Family and chief call for more community resources after death of woman from O-Pipon-Na-Piwin Cree Nation
The family of a First Nations woman who died on Feb. 21 following an assault is calling for help to deal with violence they say is soaring in the remote northern community
Noreen Tait, 47, was assaulted in the northern Manitoba community of O-Pipon-Na-Piwin Cree Nation (also called South Indian Lake) on Feb. 19, and died in hospital two days later.
“Noreen was a beautiful Indigenous woman who was cruelly and violently taken from her children, mother, grandchildren, family, and friends and community,” said Arla Tait-Linklater, Noreen’s older sister, at a news conference on Monday.
“Noreen had the right to safety and security within her community of O-Pipon-Na-Piwin Cree Nation. The homicide of a family member is very traumatic. There are so many mixed feelings. Shock. Anger. Depression.”
Tait-Linklater says all levels of government have to improve services on the ground in isolated communities to prevent more deaths.
“OPCN does not have the critical resources needed to create pathways for the safety and security of Indigenous women, girls and two-spirit individuals,” she said.
“It is imperative that adequate resources are available directly on the ground in the community through long-term and sustainable funding.”
CBC requested comment from both provincial and federal governments, but a response wasn’t immediately received.
O-Pipon-Na-Piwin Cree Nation Chief Shirley Ducharme says drugs and alcohol are causing problems of violence within the community.
“We see that drugs and alcohol are being used to relieve pain … but it is only a temporary relief,” she said at the Monday news conference.
Manitoba Keewatinowi Okimakanak vice chief David Monias agrees, and says the programs that do exist don’t meet the growing need.
“We have mental health therapists that come in once every two weeks or something like that,” he said at the news conference. “And that’s just not enough.”
Tait-Linklater and her family want to see these resources and services improve in the community to prevent further deaths or injuries from occurring.
“There have been an increase in critical incidents of violence resulting in homicides and an alarming increase of domestic violence incidents in OPCN,” she said.
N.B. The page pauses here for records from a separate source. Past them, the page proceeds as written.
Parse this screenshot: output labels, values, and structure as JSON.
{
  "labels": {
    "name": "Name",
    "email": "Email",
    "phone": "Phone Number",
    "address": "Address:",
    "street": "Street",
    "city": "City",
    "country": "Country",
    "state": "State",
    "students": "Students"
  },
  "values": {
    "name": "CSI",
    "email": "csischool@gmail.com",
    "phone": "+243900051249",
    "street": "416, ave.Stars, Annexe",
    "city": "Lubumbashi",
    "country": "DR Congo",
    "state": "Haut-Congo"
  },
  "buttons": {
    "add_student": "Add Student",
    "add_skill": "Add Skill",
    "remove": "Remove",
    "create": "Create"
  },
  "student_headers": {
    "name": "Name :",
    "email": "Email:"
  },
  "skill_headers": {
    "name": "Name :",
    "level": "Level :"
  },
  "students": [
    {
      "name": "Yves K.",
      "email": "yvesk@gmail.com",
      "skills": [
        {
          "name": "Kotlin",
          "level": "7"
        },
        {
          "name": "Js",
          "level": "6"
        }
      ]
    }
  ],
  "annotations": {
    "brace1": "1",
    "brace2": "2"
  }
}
A happy, smiling singer who loved her community
The family is remembering Noreen Tait as much more than a statistic, and hopes those who attended four candelight vigils in Winnipeg, Thompson, O-Pipon-Na-Piwin and Leaf Rapids remember who she was as a person.
“When you think of Noreen, remember her smiling face and happiness and her love for her family and community,” said Tait-Linklater.
“Noreen loved music and was always singing, she had a beautiful voice. She enjoyed spending quality time with family and friends.”
Ducharme says Noreen’s death has rocked O-Pipon-Na-Piwin.
“Our whole community, our First Nation, is in mourning with this tragic loss of our loved one,” she said.
“It affects everyone,” she said. “We have a small community and it impacts everyone because it triggers [the] drama that’s been experienced.”
Before healing can take place for the family, Durchame said there must first be justice.
“It’s very painful to see and hear the mixed emotions,” she said.
“They need justice for their loved ones. This prolonging justice causes more pain.”
View original article here Source